Instructions to follow — Pick every line from the data below that contains the string "Markdown" and copy it.

[Dataset entries]
******************************
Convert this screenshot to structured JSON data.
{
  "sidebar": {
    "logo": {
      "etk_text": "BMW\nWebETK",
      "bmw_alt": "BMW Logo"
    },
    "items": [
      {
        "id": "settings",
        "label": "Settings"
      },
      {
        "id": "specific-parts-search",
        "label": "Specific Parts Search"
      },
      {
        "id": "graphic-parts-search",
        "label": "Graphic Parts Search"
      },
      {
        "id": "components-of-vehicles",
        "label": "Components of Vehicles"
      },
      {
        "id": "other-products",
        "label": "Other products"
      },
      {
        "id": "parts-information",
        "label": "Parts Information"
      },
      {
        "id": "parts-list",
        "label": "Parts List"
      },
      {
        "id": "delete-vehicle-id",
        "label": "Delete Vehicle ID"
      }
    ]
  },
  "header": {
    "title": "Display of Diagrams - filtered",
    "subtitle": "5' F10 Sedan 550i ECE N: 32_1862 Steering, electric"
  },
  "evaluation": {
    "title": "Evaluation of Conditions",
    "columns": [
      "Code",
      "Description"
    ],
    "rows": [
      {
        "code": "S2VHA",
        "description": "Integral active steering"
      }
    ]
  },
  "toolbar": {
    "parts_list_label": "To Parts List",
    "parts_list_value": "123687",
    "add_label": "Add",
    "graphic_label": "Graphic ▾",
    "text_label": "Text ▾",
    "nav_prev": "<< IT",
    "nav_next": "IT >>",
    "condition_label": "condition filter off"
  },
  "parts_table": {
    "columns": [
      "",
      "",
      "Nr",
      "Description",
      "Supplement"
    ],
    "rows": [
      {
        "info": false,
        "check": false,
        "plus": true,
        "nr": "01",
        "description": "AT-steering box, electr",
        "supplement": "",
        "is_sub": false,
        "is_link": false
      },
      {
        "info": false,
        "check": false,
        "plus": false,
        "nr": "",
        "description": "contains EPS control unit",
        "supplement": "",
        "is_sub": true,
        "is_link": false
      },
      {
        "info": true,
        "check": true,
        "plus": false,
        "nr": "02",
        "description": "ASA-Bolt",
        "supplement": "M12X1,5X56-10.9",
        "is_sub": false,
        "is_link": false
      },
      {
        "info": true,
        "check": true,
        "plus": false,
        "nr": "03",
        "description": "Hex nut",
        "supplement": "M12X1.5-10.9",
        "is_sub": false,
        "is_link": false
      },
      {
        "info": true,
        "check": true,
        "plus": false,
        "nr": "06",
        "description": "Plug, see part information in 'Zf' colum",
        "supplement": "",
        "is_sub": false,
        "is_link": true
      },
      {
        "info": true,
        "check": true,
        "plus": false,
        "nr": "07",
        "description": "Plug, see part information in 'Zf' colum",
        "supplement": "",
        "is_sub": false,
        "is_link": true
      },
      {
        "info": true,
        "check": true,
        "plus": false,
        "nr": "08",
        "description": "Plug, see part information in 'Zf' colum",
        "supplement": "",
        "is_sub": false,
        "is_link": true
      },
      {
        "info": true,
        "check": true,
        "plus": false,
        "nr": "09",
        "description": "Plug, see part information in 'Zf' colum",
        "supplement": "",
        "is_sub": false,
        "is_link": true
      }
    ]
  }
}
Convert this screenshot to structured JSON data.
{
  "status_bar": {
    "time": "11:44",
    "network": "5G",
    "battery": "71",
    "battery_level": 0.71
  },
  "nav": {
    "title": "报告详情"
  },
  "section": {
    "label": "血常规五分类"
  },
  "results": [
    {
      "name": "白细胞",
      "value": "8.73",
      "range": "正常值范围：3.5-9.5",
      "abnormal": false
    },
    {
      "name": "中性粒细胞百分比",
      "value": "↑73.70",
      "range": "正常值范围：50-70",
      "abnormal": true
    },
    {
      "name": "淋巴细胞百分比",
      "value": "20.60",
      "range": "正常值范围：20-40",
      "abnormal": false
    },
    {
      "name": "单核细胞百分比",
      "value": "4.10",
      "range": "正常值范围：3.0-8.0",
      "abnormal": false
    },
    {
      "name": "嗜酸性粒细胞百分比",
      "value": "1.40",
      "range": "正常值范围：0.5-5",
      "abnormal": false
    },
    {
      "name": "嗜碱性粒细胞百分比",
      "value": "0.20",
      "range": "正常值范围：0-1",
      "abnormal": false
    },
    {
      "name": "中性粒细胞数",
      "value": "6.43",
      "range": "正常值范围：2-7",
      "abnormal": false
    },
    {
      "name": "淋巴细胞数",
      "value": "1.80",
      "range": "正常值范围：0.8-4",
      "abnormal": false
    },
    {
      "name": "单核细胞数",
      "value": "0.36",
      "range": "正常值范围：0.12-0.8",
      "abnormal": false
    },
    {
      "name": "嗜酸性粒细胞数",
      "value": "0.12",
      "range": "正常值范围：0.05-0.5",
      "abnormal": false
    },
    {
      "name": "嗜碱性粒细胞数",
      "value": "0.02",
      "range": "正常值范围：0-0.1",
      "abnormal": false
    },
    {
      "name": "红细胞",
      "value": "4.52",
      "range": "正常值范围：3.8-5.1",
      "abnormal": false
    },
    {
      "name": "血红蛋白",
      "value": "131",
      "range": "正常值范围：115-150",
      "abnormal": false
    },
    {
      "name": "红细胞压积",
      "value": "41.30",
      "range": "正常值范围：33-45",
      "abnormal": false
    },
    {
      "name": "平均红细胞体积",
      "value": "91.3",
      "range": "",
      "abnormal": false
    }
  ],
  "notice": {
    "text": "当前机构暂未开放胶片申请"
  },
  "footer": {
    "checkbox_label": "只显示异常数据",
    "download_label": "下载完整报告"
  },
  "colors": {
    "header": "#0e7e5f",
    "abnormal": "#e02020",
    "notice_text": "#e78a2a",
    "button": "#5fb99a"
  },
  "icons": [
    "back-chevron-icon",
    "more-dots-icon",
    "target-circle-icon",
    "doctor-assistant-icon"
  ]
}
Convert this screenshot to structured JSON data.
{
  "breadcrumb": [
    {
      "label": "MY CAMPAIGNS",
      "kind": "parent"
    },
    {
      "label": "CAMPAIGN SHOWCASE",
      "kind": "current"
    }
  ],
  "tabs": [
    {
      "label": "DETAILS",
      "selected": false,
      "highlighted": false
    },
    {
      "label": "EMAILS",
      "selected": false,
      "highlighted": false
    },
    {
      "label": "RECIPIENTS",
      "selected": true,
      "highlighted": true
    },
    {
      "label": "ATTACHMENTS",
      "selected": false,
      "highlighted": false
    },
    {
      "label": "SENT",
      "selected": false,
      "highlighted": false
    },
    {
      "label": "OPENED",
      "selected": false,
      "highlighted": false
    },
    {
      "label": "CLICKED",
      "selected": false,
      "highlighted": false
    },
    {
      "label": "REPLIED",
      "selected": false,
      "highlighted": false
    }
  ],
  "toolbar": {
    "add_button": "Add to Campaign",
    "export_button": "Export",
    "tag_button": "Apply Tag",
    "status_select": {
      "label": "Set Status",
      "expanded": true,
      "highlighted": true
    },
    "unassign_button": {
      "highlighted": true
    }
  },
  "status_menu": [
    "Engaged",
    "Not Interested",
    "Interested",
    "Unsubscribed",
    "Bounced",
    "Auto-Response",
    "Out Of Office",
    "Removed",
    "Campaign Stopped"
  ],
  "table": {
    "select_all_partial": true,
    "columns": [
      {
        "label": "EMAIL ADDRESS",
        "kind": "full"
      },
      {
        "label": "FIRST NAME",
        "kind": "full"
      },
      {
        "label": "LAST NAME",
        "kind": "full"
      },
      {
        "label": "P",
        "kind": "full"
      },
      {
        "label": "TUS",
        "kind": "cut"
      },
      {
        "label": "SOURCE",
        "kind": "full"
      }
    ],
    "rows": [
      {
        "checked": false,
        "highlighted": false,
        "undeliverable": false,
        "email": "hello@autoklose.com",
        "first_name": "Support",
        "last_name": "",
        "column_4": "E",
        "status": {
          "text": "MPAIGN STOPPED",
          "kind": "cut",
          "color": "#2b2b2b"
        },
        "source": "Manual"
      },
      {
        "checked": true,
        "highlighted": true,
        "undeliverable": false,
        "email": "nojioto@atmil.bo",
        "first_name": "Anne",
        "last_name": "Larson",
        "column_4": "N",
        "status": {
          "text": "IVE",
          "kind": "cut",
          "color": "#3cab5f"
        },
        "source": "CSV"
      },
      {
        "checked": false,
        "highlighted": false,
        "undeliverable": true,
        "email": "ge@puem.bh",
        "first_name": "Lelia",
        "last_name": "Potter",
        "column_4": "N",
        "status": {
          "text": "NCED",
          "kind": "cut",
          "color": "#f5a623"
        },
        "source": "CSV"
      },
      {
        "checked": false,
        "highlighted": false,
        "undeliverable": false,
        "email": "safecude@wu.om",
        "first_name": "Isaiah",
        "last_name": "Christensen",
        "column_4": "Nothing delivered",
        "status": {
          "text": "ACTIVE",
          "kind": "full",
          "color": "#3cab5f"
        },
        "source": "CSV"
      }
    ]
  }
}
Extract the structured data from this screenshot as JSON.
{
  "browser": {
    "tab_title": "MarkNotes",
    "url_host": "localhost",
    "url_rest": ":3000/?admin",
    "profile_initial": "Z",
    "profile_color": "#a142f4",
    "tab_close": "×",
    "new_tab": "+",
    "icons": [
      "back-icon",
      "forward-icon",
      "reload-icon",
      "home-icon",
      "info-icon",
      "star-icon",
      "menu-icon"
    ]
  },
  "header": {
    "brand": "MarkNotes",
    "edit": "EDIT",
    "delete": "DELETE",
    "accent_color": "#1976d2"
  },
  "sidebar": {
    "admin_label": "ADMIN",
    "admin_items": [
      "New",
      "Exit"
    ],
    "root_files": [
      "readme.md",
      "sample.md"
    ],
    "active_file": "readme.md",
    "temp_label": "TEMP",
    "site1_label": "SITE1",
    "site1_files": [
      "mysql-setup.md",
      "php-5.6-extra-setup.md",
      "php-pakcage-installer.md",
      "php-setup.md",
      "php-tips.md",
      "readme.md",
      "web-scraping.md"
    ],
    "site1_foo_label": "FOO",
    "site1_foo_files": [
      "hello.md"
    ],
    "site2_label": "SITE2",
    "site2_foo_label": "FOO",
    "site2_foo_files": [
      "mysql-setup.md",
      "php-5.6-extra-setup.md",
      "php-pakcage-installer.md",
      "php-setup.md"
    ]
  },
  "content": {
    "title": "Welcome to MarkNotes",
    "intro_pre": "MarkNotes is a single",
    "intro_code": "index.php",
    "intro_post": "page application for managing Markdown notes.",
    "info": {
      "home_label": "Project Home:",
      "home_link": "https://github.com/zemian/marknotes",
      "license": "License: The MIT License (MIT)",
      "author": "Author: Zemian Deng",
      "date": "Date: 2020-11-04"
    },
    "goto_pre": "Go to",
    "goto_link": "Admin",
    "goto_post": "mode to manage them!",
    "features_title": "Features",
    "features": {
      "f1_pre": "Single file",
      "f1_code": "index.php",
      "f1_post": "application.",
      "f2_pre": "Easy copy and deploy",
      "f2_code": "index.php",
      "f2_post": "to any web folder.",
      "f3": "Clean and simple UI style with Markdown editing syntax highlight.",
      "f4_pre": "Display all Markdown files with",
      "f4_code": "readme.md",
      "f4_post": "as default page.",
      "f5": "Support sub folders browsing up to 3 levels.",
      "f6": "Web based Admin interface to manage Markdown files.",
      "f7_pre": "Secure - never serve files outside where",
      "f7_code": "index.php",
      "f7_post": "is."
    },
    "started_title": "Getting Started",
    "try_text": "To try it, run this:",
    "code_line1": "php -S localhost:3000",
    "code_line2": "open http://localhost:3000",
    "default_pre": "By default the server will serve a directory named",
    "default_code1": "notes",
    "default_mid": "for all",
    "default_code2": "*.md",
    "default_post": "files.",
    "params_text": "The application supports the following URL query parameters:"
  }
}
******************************
Answer to this task —
    "intro_post": "page application for managing Markdown notes.",
      "f3": "Clean and simple UI style with Markdown editing syntax highlight.",
      "f4_pre": "Display all Markdown files with",
      "f6": "Web based Admin interface to manage Markdown files.",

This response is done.